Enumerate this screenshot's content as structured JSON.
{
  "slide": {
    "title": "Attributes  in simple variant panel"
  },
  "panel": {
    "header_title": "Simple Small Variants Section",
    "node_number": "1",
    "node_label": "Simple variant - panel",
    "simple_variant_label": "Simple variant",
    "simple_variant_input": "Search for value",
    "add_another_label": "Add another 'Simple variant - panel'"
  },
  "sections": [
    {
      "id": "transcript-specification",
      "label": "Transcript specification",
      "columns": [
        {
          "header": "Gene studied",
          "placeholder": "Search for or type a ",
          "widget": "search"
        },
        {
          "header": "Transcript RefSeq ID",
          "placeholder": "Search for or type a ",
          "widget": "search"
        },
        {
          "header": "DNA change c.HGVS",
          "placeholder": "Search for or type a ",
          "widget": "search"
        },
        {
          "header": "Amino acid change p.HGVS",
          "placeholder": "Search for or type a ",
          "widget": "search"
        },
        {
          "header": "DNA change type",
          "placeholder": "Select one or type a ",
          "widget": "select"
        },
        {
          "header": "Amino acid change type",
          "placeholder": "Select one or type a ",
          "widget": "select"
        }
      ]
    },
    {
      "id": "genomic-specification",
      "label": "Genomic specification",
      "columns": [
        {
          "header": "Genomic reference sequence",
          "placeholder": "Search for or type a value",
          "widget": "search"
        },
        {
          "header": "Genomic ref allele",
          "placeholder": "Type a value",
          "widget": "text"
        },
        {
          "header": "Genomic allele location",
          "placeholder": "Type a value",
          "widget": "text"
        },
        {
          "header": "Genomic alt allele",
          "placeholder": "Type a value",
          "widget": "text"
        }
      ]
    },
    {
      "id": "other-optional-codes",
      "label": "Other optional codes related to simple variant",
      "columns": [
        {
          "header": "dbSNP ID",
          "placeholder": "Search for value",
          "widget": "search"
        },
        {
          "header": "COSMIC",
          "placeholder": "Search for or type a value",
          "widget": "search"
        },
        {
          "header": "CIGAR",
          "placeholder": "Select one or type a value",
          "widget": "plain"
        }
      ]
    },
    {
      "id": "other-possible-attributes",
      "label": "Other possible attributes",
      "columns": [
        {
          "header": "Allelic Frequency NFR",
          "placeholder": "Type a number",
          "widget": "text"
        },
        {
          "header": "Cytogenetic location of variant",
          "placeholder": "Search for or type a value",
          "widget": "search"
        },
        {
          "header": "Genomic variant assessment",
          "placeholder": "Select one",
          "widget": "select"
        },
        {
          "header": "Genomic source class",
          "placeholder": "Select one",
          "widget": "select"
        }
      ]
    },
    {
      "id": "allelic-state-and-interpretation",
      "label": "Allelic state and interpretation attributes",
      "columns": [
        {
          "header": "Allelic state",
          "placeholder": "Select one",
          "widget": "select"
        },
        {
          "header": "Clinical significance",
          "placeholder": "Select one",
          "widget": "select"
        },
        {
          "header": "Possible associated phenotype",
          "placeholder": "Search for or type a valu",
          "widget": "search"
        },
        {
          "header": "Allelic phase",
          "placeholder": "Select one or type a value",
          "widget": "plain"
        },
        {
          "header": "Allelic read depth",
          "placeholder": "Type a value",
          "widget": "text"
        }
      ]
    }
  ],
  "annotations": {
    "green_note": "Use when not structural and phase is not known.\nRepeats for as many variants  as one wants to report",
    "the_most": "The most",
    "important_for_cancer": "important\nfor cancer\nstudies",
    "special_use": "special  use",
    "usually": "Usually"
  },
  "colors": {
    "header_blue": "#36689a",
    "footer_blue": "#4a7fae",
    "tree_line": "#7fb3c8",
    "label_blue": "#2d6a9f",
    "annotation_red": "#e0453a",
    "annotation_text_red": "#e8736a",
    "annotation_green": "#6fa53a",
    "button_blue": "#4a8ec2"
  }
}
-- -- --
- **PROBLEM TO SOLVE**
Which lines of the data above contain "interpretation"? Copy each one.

- **SOLUTION TO THIS PROBLEM**
      "id": "allelic-state-and-interpretation",
      "label": "Allelic state and interpretation attributes",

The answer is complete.